** Exercise **
Your task is to reproduce exactly the lines from the line with "Extract the structured" through the end of the records below.

[Element data from apps and pages]
____________

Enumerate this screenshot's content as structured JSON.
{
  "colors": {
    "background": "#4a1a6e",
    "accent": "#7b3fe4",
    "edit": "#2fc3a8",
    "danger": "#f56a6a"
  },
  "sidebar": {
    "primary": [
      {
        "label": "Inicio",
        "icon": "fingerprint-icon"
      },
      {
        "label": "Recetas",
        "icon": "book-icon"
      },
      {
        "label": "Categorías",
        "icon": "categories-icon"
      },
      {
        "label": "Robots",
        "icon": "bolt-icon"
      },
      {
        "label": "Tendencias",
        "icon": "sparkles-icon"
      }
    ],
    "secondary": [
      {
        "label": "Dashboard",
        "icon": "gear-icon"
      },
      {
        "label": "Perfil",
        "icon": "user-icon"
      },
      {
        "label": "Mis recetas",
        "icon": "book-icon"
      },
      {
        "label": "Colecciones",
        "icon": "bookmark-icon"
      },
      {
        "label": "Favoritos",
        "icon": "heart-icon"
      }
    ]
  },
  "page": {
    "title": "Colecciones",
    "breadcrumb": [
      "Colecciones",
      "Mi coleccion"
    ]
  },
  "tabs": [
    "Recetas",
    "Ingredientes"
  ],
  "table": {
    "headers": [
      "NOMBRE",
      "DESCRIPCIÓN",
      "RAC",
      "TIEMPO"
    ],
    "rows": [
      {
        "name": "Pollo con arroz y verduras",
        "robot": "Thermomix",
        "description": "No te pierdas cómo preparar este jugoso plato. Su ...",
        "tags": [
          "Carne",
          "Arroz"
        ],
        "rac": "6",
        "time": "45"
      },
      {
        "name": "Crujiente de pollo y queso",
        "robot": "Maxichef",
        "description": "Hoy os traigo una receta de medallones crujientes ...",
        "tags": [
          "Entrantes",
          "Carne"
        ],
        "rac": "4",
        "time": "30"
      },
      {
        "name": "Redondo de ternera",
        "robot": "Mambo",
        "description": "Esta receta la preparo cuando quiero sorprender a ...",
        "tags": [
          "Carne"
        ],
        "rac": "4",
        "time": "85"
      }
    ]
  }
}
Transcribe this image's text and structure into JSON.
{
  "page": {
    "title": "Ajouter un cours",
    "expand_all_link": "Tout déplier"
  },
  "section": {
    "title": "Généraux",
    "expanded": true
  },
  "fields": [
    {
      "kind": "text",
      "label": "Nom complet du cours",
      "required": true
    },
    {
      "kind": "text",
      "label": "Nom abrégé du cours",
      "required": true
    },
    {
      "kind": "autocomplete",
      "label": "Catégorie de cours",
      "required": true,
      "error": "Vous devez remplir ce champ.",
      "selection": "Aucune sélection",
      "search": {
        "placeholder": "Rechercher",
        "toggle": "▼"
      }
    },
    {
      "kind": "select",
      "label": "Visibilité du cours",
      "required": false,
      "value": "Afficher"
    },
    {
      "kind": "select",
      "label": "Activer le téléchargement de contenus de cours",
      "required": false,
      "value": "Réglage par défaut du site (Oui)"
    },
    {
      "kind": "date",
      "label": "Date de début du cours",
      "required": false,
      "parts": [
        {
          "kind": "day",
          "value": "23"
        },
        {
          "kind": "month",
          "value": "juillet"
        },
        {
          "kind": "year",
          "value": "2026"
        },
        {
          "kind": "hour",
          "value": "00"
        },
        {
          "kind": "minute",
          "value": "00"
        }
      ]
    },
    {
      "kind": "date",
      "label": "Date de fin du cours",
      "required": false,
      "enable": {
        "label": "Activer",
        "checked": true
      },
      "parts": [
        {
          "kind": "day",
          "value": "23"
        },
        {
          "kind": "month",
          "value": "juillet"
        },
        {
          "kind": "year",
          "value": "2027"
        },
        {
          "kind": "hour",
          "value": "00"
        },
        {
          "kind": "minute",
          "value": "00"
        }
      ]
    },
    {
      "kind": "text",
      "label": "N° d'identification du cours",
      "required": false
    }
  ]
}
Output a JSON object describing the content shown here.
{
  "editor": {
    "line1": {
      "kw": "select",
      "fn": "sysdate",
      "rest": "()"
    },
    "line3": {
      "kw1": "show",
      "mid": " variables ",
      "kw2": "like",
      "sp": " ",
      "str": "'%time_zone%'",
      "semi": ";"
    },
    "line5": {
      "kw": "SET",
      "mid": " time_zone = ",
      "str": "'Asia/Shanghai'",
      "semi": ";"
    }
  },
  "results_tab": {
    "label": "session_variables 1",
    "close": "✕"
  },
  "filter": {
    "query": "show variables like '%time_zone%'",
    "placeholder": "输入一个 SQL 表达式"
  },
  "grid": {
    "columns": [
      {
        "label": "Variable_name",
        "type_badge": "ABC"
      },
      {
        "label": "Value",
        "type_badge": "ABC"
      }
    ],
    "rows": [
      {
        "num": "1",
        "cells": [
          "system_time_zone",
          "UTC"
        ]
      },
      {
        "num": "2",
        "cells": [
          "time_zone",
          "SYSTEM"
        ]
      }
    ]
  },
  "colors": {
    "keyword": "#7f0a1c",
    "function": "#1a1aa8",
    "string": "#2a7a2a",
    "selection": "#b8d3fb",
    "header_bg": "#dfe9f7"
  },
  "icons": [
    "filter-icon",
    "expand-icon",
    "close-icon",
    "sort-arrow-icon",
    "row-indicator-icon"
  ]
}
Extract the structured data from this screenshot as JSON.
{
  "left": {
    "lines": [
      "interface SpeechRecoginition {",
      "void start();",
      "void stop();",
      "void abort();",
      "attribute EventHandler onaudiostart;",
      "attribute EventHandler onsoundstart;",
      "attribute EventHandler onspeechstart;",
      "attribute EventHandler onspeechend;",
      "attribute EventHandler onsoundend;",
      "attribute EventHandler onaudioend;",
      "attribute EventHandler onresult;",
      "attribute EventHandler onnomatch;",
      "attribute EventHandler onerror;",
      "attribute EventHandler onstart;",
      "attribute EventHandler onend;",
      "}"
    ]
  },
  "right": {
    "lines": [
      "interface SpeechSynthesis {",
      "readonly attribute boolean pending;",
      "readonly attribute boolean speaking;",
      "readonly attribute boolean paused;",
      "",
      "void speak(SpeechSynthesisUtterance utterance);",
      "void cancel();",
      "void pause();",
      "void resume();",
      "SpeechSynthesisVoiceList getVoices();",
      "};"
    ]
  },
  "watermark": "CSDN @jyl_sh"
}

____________

** Solved problem **
Extract the structured data from this screenshot as JSON.
{
  "left": {
    "lines": [
      "interface SpeechRecoginition {",
      "void start();",
      "void stop();",
      "void abort();",
      "attribute EventHandler onaudiostart;",
      "attribute EventHandler onsoundstart;",
      "attribute EventHandler onspeechstart;",
      "attribute EventHandler onspeechend;",
      "attribute EventHandler onsoundend;",
      "attribute EventHandler onaudioend;",
      "attribute EventHandler onresult;",
      "attribute EventHandler onnomatch;",
      "attribute EventHandler onerror;",
      "attribute EventHandler onstart;",
      "attribute EventHandler onend;",
      "}"
    ]
  },
  "right": {
    "lines": [
      "interface SpeechSynthesis {",
      "readonly attribute boolean pending;",
      "readonly attribute boolean speaking;",
      "readonly attribute boolean paused;",
      "",
      "void speak(SpeechSynthesisUtterance utterance);",
      "void cancel();",
      "void pause();",
      "void resume();",
      "SpeechSynthesisVoiceList getVoices();",
      "};"
    ]
  },
  "watermark": "CSDN @jyl_sh"
}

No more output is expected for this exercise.